The strategy practitioner problem resulting from this state of play is twofold. First, for the last couple of decades, strategy students have been dominantly taught that RBV is right and TPS is wrong, a classically false either/or choice. Second, they have increasingly been taught a proliferation of analytical tools, rather than how to create strategy, regardless of whether that strategy might be based on TPS or RBV. These are two central reasons why strategy is becoming the lost art in the real world of business.

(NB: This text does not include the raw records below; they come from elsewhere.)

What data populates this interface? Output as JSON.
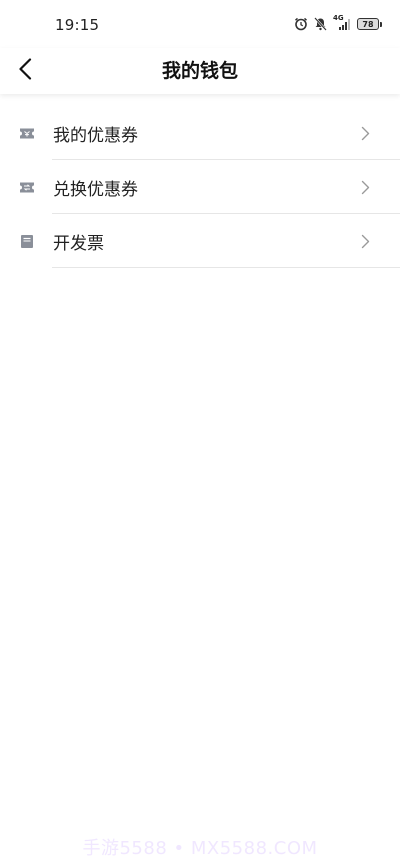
{
  "status_bar": {
    "time": "19:15",
    "network": "4G",
    "battery": "78",
    "icons": [
      "alarm-icon",
      "mute-bell-icon",
      "signal-icon",
      "battery-icon"
    ]
  },
  "header": {
    "title": "我的钱包",
    "back_icon": "chevron-left-icon"
  },
  "menu": {
    "items": [
      {
        "label": "我的优惠券",
        "icon": "coupon-icon"
      },
      {
        "label": "兑换优惠券",
        "icon": "coupon-exchange-icon"
      },
      {
        "label": "开发票",
        "icon": "invoice-icon"
      }
    ]
  },
  "watermark": "手游5588 • MX5588.COM",
  "colors": {
    "background": "#ffffff",
    "text": "#222222",
    "divider": "#e6e6e6",
    "icon": "#8a8f99",
    "arrow": "#9a9a9a"
  }
}
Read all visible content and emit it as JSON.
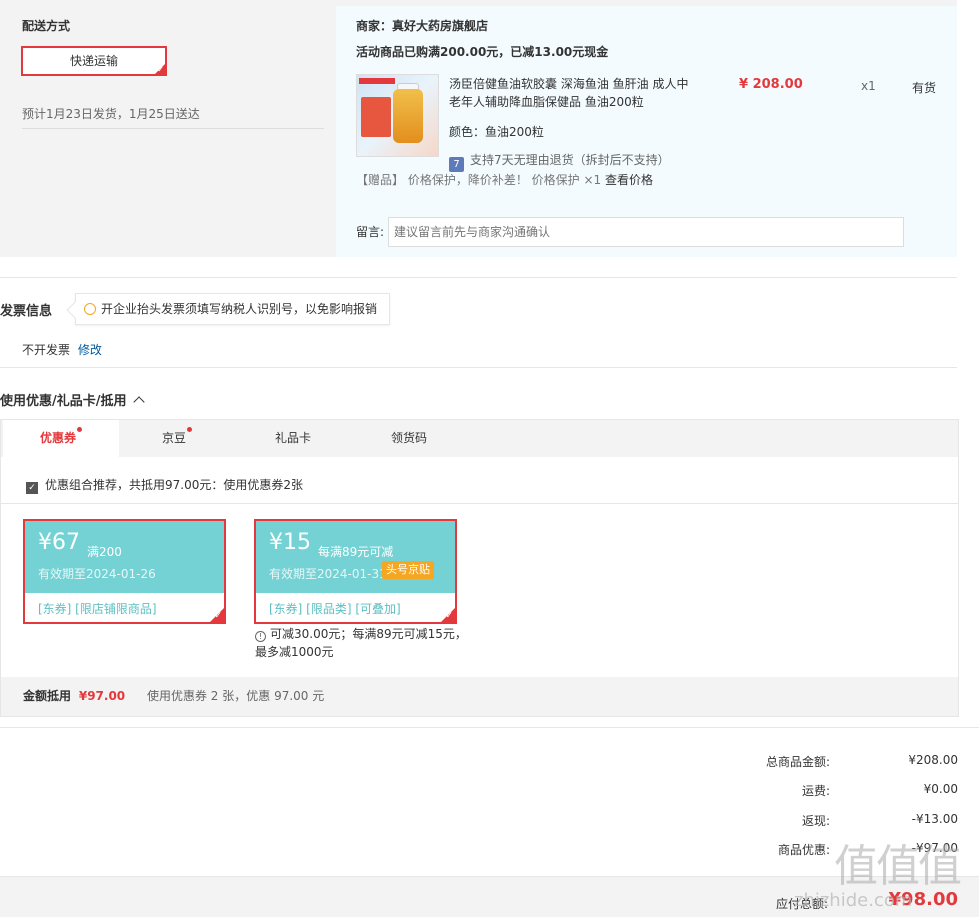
{
  "shipping": {
    "title": "配送方式",
    "method": "快递运输",
    "estimate": "预计1月23日发货，1月25日送达"
  },
  "product": {
    "shop": "商家：真好大药房旗舰店",
    "promo": "活动商品已购满200.00元，已减13.00元现金",
    "title": "汤臣倍健鱼油软胶囊 深海鱼油 鱼肝油 成人中老年人辅助降血脂保健品 鱼油200粒",
    "price": "¥ 208.00",
    "qty": "x1",
    "stock": "有货",
    "color": "颜色：鱼油200粒",
    "return_icon": "7",
    "return_text": "支持7天无理由退货（拆封后不支持）",
    "gift_text": "【赠品】  价格保护，降价补差！ 价格保护 ×1",
    "view_price": "查看价格",
    "message_label": "留言:",
    "message_placeholder": "建议留言前先与商家沟通确认"
  },
  "invoice": {
    "title": "发票信息",
    "tip": "开企业抬头发票须填写纳税人识别号，以免影响报销",
    "status": "不开发票",
    "edit": "修改"
  },
  "coupons": {
    "title": "使用优惠/礼品卡/抵用",
    "tabs": [
      {
        "label": "优惠券",
        "dot": true
      },
      {
        "label": "京豆",
        "dot": true
      },
      {
        "label": "礼品卡",
        "dot": false
      },
      {
        "label": "领货码",
        "dot": false
      }
    ],
    "combo": "优惠组合推荐，共抵用97.00元：使用优惠券2张",
    "items": [
      {
        "amount": "¥67",
        "condition": "满200",
        "valid": "有效期至2024-01-26",
        "badge": "",
        "tags": "[东券]   [限店铺限商品]"
      },
      {
        "amount": "¥15",
        "condition": "每满89元可减",
        "valid": "有效期至2024-01-31",
        "badge": "头号京贴",
        "tags": "[东券]   [限品类]   [可叠加]"
      }
    ],
    "note": "可减30.00元；每满89元可减15元，最多减1000元",
    "summary_label": "金额抵用",
    "summary_amount": "¥97.00",
    "summary_desc": "使用优惠券 2 张，优惠 97.00 元"
  },
  "totals": {
    "goods_label": "总商品金额:",
    "goods_value": "¥208.00",
    "freight_label": "运费:",
    "freight_value": "¥0.00",
    "rebate_label": "返现:",
    "rebate_value": "-¥13.00",
    "discount_label": "商品优惠:",
    "discount_value": "-¥97.00",
    "pay_label": "应付总额:",
    "pay_value": "¥98.00"
  },
  "watermark": {
    "glyphs": "值值值",
    "text": "zhizhide.com"
  },
  "colors": {
    "accent": "#e4393c",
    "coupon_bg": "#74d2d4",
    "link": "#005aa0",
    "badge": "#f5a623"
  }
}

If you a student in a strategy course at a business school, don’t get on the RBV hype-train. Ask your professor how it is you would know in advance, not after the fact, that you are investing in a valuable resource? And how you would use RBV to upgrade from an unsuccessful strategy to a successful one? If your professor simply repeats the characteristics of a great RBV/VRIN strategy and reiterates that RBV is a great model, explain that your questions haven’t been addressed, and keep asking until you get a better answer. It will be good for both you and your professor.
If you have graduated from business school into the business world and you present your boss with a VRIN analysis, don’t expect it to be greeted with excitement and enthusiasm. The business world isn’t particularly interested in tautological models that don’t help decisions get made because the business world cares more about effectiveness than what tenure stream strategy professors think. Get beyond the silly either/or academic battle and work on learning how to practice strategy in a way that helps you make real choices — which is, as I hope is obvious, the aim of this PTW/PI series.
If as a manager, you receive a VRIN analyses of dubious utility from a subordinate, recognize that it is not your subordinate’s fault. It is just what your subordinate was taught as strategy gospel. Recognize that in the modern business world, most managers will have to learn strategy somewhere other than at business school and you will need to support your subordinates on that learning journey.
I really wish that none of the above was the case. But I am afraid that, in the main, it is. While I can name exceptional strategy professors who teach exceptional strategy courses, they are the proverbial exception, not the rule. So as always, I believe that forewarned is forearmed.